#### [AIM OF THE EXERCISE]
From the first line to the last, copy the data exactly and drop the pictures.

#### [Excerpts from an interface dataset]
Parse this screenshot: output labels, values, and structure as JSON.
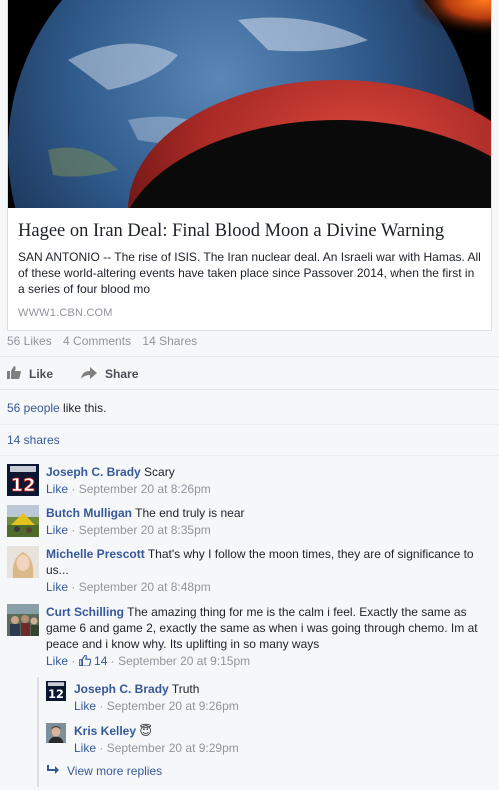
{
  "link_preview": {
    "image_icon": "blood-moon-earth-image",
    "title": "Hagee on Iran Deal: Final Blood Moon a Divine Warning",
    "description": "SAN ANTONIO -- The rise of ISIS. The Iran nuclear deal. An Israeli war with Hamas. All of these world-altering events have taken place since Passover 2014, when the first in a series of four blood mo",
    "domain": "WWW1.CBN.COM"
  },
  "stats": {
    "likes": "56 Likes",
    "comments": "4 Comments",
    "shares": "14 Shares"
  },
  "actions": {
    "like": "Like",
    "share": "Share"
  },
  "likes_summary": {
    "people": "56 people",
    "rest": " like this."
  },
  "shares_summary": "14 shares",
  "comments": [
    {
      "name": "Joseph C. Brady",
      "text": " Scary",
      "like": "Like",
      "time": "September 20 at 8:26pm",
      "avatar": "jersey-12-avatar"
    },
    {
      "name": "Butch Mulligan",
      "text": " The end truly is near",
      "like": "Like",
      "time": "September 20 at 8:35pm",
      "avatar": "outdoor-tent-avatar"
    },
    {
      "name": "Michelle Prescott",
      "text": " That's why I follow the moon times, they are of significance to us...",
      "like": "Like",
      "time": "September 20 at 8:48pm",
      "avatar": "woman-portrait-avatar"
    },
    {
      "name": "Curt Schilling",
      "text": " The amazing thing for me is the calm i feel. Exactly the same as game 6 and game 2, exactly the same as when i was going through chemo. Im at peace and i know why. Its uplifting in so many ways",
      "like": "Like",
      "like_count": "14",
      "time": "September 20 at 9:15pm",
      "avatar": "crowd-photo-avatar"
    }
  ],
  "replies": [
    {
      "name": "Joseph C. Brady",
      "text": " Truth",
      "like": "Like",
      "time": "September 20 at 9:26pm",
      "avatar": "jersey-12-avatar"
    },
    {
      "name": "Kris Kelley",
      "text": " ",
      "emoji": "😇",
      "like": "Like",
      "time": "September 20 at 9:29pm",
      "avatar": "man-portrait-avatar"
    }
  ],
  "view_more_replies": "View more replies",
  "colors": {
    "link_blue": "#365899",
    "meta_gray": "#90949c",
    "blood_moon": "#b02a2a"
  }
}
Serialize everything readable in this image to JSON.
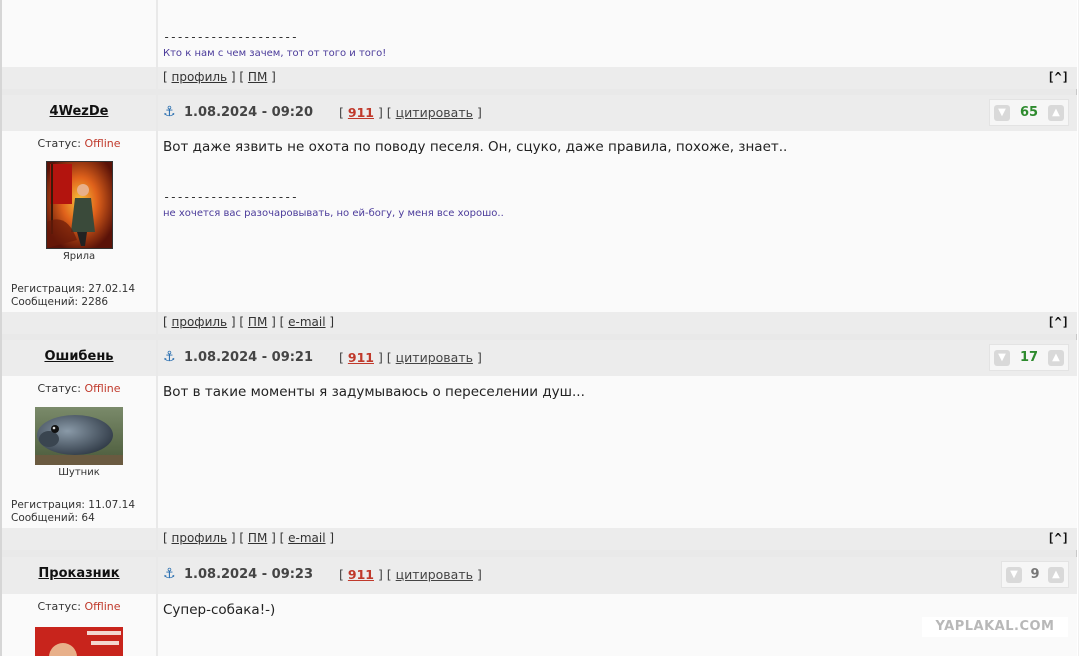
{
  "post0": {
    "sig_dash": "--------------------",
    "sig_text": "Кто к нам с чем зачем, тот от того и того!",
    "footer": {
      "open": "[",
      "profile": "профиль",
      "sep1": "] [",
      "pm": "ПМ",
      "close": "]",
      "top": "[^]"
    }
  },
  "posts": [
    {
      "author": "4WezDe",
      "date": "1.08.2024 - 09:20",
      "num": "911",
      "cite": "цитировать",
      "rating": "65",
      "rating_color": "#2e8b2e",
      "status_label": "Статус:",
      "status_value": "Offline",
      "user_title": "Ярила",
      "reg": "Регистрация: 27.02.14",
      "msgs": "Сообщений: 2286",
      "text": "Вот даже язвить не охота по поводу песеля. Он, сцуко, даже правила, похоже, знает..",
      "sig_dash": "--------------------",
      "sig_text": "не хочется вас разочаровывать, но ей-богу, у меня все хорошо..",
      "footer": {
        "profile": "профиль",
        "pm": "ПМ",
        "email": "e-mail",
        "top": "[^]"
      }
    },
    {
      "author": "Ошибень",
      "date": "1.08.2024 - 09:21",
      "num": "911",
      "cite": "цитировать",
      "rating": "17",
      "rating_color": "#2e8b2e",
      "status_label": "Статус:",
      "status_value": "Offline",
      "user_title": "Шутник",
      "reg": "Регистрация: 11.07.14",
      "msgs": "Сообщений: 64",
      "text": "Вот в такие моменты я задумываюсь о переселении душ...",
      "footer": {
        "profile": "профиль",
        "pm": "ПМ",
        "email": "e-mail",
        "top": "[^]"
      }
    },
    {
      "author": "Проказник",
      "date": "1.08.2024 - 09:23",
      "num": "911",
      "cite": "цитировать",
      "rating": "9",
      "rating_color": "#777777",
      "status_label": "Статус:",
      "status_value": "Offline",
      "text": "Супер-собака!-)"
    }
  ],
  "watermark": "YAPLAKAL.COM"
}
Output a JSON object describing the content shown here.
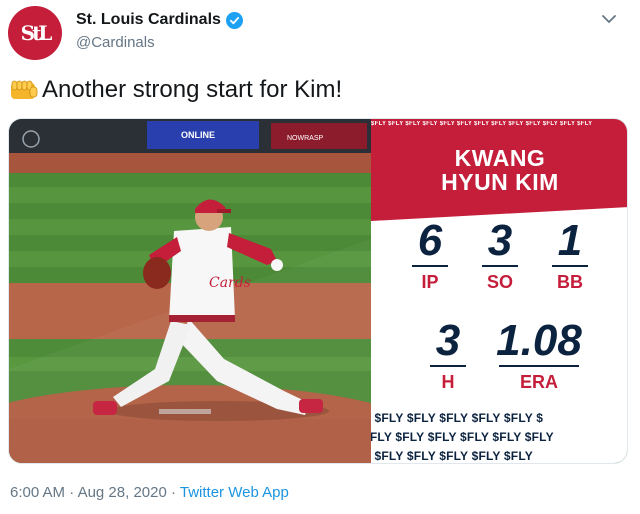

#### [EXERCISE RESPONSE]
Parse this screenshot: output labels, values, and structure as JSON.
{
  "link_preview": {
    "image_icon": "blood-moon-earth-image",
    "title": "Hagee on Iran Deal: Final Blood Moon a Divine Warning",
    "description": "SAN ANTONIO -- The rise of ISIS. The Iran nuclear deal. An Israeli war with Hamas. All of these world-altering events have taken place since Passover 2014, when the first in a series of four blood mo",
    "domain": "WWW1.CBN.COM"
  },
  "stats": {
    "likes": "56 Likes",
    "comments": "4 Comments",
    "shares": "14 Shares"
  },
  "actions": {
    "like": "Like",
    "share": "Share"
  },
  "likes_summary": {
    "people": "56 people",
    "rest": " like this."
  },
  "shares_summary": "14 shares",
  "comments": [
    {
      "name": "Joseph C. Brady",
      "text": " Scary",
      "like": "Like",
      "time": "September 20 at 8:26pm",
      "avatar": "jersey-12-avatar"
    },
    {
      "name": "Butch Mulligan",
      "text": " The end truly is near",
      "like": "Like",
      "time": "September 20 at 8:35pm",
      "avatar": "outdoor-tent-avatar"
    },
    {
      "name": "Michelle Prescott",
      "text": " That's why I follow the moon times, they are of significance to us...",
      "like": "Like",
      "time": "September 20 at 8:48pm",
      "avatar": "woman-portrait-avatar"
    },
    {
      "name": "Curt Schilling",
      "text": " The amazing thing for me is the calm i feel. Exactly the same as game 6 and game 2, exactly the same as when i was going through chemo. Im at peace and i know why. Its uplifting in so many ways",
      "like": "Like",
      "like_count": "14",
      "time": "September 20 at 9:15pm",
      "avatar": "crowd-photo-avatar"
    }
  ],
  "replies": [
    {
      "name": "Joseph C. Brady",
      "text": " Truth",
      "like": "Like",
      "time": "September 20 at 9:26pm",
      "avatar": "jersey-12-avatar"
    },
    {
      "name": "Kris Kelley",
      "text": " ",
      "emoji": "😇",
      "like": "Like",
      "time": "September 20 at 9:29pm",
      "avatar": "man-portrait-avatar"
    }
  ],
  "view_more_replies": "View more replies",
  "colors": {
    "link_blue": "#365899",
    "meta_gray": "#90949c",
    "blood_moon": "#b02a2a"
  }
}
Serialize everything readable in this image to JSON.
{
  "post0": {
    "sig_dash": "--------------------",
    "sig_text": "Кто к нам с чем зачем, тот от того и того!",
    "footer": {
      "open": "[",
      "profile": "профиль",
      "sep1": "] [",
      "pm": "ПМ",
      "close": "]",
      "top": "[^]"
    }
  },
  "posts": [
    {
      "author": "4WezDe",
      "date": "1.08.2024 - 09:20",
      "num": "911",
      "cite": "цитировать",
      "rating": "65",
      "rating_color": "#2e8b2e",
      "status_label": "Статус:",
      "status_value": "Offline",
      "user_title": "Ярила",
      "reg": "Регистрация: 27.02.14",
      "msgs": "Сообщений: 2286",
      "text": "Вот даже язвить не охота по поводу песеля. Он, сцуко, даже правила, похоже, знает..",
      "sig_dash": "--------------------",
      "sig_text": "не хочется вас разочаровывать, но ей-богу, у меня все хорошо..",
      "footer": {
        "profile": "профиль",
        "pm": "ПМ",
        "email": "e-mail",
        "top": "[^]"
      }
    },
    {
      "author": "Ошибень",
      "date": "1.08.2024 - 09:21",
      "num": "911",
      "cite": "цитировать",
      "rating": "17",
      "rating_color": "#2e8b2e",
      "status_label": "Статус:",
      "status_value": "Offline",
      "user_title": "Шутник",
      "reg": "Регистрация: 11.07.14",
      "msgs": "Сообщений: 64",
      "text": "Вот в такие моменты я задумываюсь о переселении душ...",
      "footer": {
        "profile": "профиль",
        "pm": "ПМ",
        "email": "e-mail",
        "top": "[^]"
      }
    },
    {
      "author": "Проказник",
      "date": "1.08.2024 - 09:23",
      "num": "911",
      "cite": "цитировать",
      "rating": "9",
      "rating_color": "#777777",
      "status_label": "Статус:",
      "status_value": "Offline",
      "text": "Супер-собака!-)"
    }
  ],
  "watermark": "YAPLAKAL.COM"
}
Output a JSON object describing the content shown here.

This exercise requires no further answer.